Time and again, people who vaguely see themselves as leftists or educated liberals promote sinister plots on important issues like vaccines. There are often anti-Semitic connotations to such ideas. Those who push for these dangerous anti-vaccine, anti-media, anti-science, anti-fact programs are never really left or liberal, they are extremists. Extremism takes many forms and must always be combated.
Sebastien Monblat
Sutton, London

Murder in Indonesia

As your report (“Slaughter in Indonesia: Britain’s secret propaganda war”, Special Report) says, the Foreign Office has always claimed that the government had no involvement or advanced knowledge of the mass murders of several hundred thousand people. alleged leftists in Indonesia. This claim was dismantled by revelations from a special black government propaganda unit aimed at inciting violence against the Indonesian Communist Party (PKI) in 1965.

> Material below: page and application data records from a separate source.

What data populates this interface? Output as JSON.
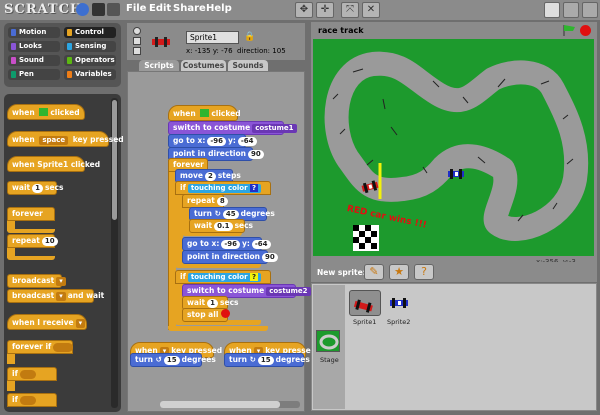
{
  "app": {
    "logo": "SCRATCH",
    "menu": [
      "File",
      "Edit",
      "Share",
      "Help"
    ]
  },
  "categories": [
    {
      "label": "Motion",
      "color": "#4a6cd4"
    },
    {
      "label": "Control",
      "color": "#e6a422"
    },
    {
      "label": "Looks",
      "color": "#8a55d7"
    },
    {
      "label": "Sensing",
      "color": "#2ca5e2"
    },
    {
      "label": "Sound",
      "color": "#c94fc9"
    },
    {
      "label": "Operators",
      "color": "#5cb712"
    },
    {
      "label": "Pen",
      "color": "#0e9a6c"
    },
    {
      "label": "Variables",
      "color": "#ee7d16"
    }
  ],
  "palette": {
    "when_clicked": "clicked",
    "when_key_pressed": {
      "key": "space",
      "suffix": "key pressed"
    },
    "when_sprite_clicked": "when Sprite1 clicked",
    "wait": {
      "pre": "wait",
      "value": "1",
      "post": "secs"
    },
    "forever": "forever",
    "repeat": {
      "pre": "repeat",
      "value": "10"
    },
    "broadcast": "broadcast",
    "broadcast_wait": {
      "pre": "broadcast",
      "post": "and wait"
    },
    "when_receive": "when I receive",
    "forever_if": "forever if",
    "if": "if",
    "when": "when"
  },
  "sprite": {
    "name": "Sprite1",
    "x_label": "x:",
    "x": "-135",
    "y_label": "y:",
    "y": "-76",
    "direction_label": "direction:",
    "direction": "105"
  },
  "tabs": [
    "Scripts",
    "Costumes",
    "Sounds"
  ],
  "script": {
    "when_clicked": "clicked",
    "switch_costume": {
      "pre": "switch to costume",
      "value": "costume1"
    },
    "goto": {
      "pre": "go to x:",
      "x": "-96",
      "mid": "y:",
      "y": "-64"
    },
    "point_dir": {
      "pre": "point in direction",
      "value": "90"
    },
    "forever": "forever",
    "move": {
      "pre": "move",
      "value": "2",
      "post": "steps"
    },
    "if_touching": {
      "pre": "if",
      "label": "touching color",
      "q": "?"
    },
    "repeat": {
      "pre": "repeat",
      "value": "8"
    },
    "turn": {
      "pre": "turn",
      "value": "45",
      "post": "degrees"
    },
    "wait": {
      "pre": "wait",
      "value": "0.1",
      "post": "secs"
    },
    "goto2": {
      "pre": "go to x:",
      "x": "-96",
      "mid": "y:",
      "y": "-64"
    },
    "point_dir2": {
      "pre": "point in direction",
      "value": "90"
    },
    "if_touching2": {
      "pre": "if",
      "label": "touching color",
      "q": "?"
    },
    "switch_costume2": {
      "pre": "switch to costume",
      "value": "costume2"
    },
    "wait2": {
      "pre": "wait",
      "value": "1",
      "post": "secs"
    },
    "stop_all": "stop all",
    "when_key1": {
      "pre": "when",
      "post": "key pressed"
    },
    "turn_left": {
      "pre": "turn",
      "value": "15",
      "post": "degrees"
    },
    "when_key2": {
      "pre": "when",
      "post": "key pressed"
    },
    "turn_right": {
      "pre": "turn",
      "value": "15",
      "post": "degrees"
    }
  },
  "stage": {
    "title": "race track",
    "win_text": "RED car wins !!!",
    "mouse_x_label": "x:",
    "mouse_x": "-356",
    "mouse_y_label": "y:",
    "mouse_y": "-3"
  },
  "new_sprite_label": "New sprite:",
  "sprites": [
    {
      "name": "Sprite1"
    },
    {
      "name": "Sprite2"
    }
  ],
  "stage_thumb_label": "Stage",
  "colors": {
    "grass": "#1d9a2d",
    "track": "#9a9a9a",
    "red_car": "#d21a1a",
    "blue_car": "#1f2fc8",
    "finish_line": "#f2f20a",
    "control": "#e6a422",
    "motion": "#4a6cd4",
    "looks": "#8a55d7",
    "sensing": "#2ca5e2"
  }
}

Through advocacy, reporting and support to grassroots organizations, Tapol has highlighted the legacy of the killings, including the dangers the military continues to pose to democracy in Indonesia.

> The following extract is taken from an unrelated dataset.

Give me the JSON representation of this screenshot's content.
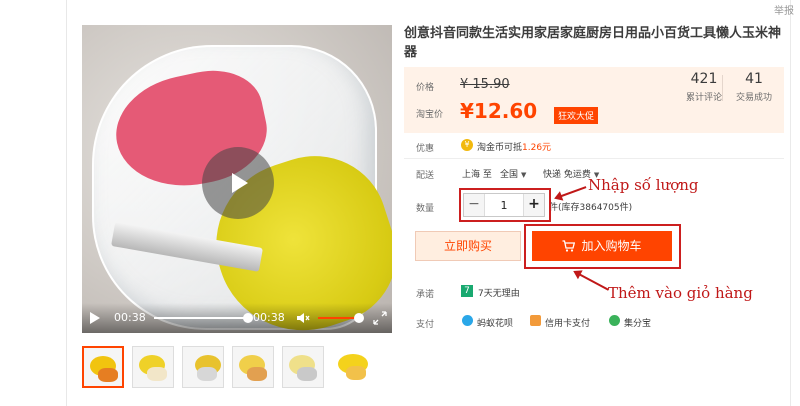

Military enterprises are thriving in areas such as West Papua where they have capitalized on the region’s rich logging, planting and mining potential, under the pretext of countering an insurgency by the West Papua armed resistance movement. . At a time when freedom of expression is threatened both online and offline, the military is deploying cyber attacks against human rights defenders and other “enemies”.

In the meantime, the international community, eager to support Indonesia’s narrative as a democratic achievement, is looking the other way.
Steve alston, president of Tapol
London N7

Unionizing sex workers

Whether we approve or disapprove of female sex workers (“Sex Discrimination: Why Banks Avoid Workers in Adult Industries,” Corporations), those involved need as much help and support as possible, given that ‘it has to be one of the most unhealthy and potentially dangerous occupations.

My union, the GMB, has a branch dedicated to the adult entertainment industry. Some members believe that this could encourage prostitution. It’s not. What he does is help protect and support some of the community’s most vulnerable workers, also with his own credit union. As always, the solution for all workers is to work together to protect their interests, regardless of their occupation.
Thomas vaughan, Norwich City Councilor, GMB Branch President

Theaters for everyone

The plight of drama schools and their students (“Why Racial and Sexual Battles Now Take Center Stage in Dramatic Schools”, Focus) prompts me to share something that I have been championing for a long time. time.

Our theatrical tradition has had no equal since the 16th century, but it is today inaccessible, marginalized, even unknown to many. We should have professional live theater in every community. The companies would work with children, writers and others eager to participate in the extraordinary past and present of theater. But, as with public libraries, it will take political courage to give the theater the familiarity it deserves to all.
Ian flintoff, former actor of the SRC and the National Theater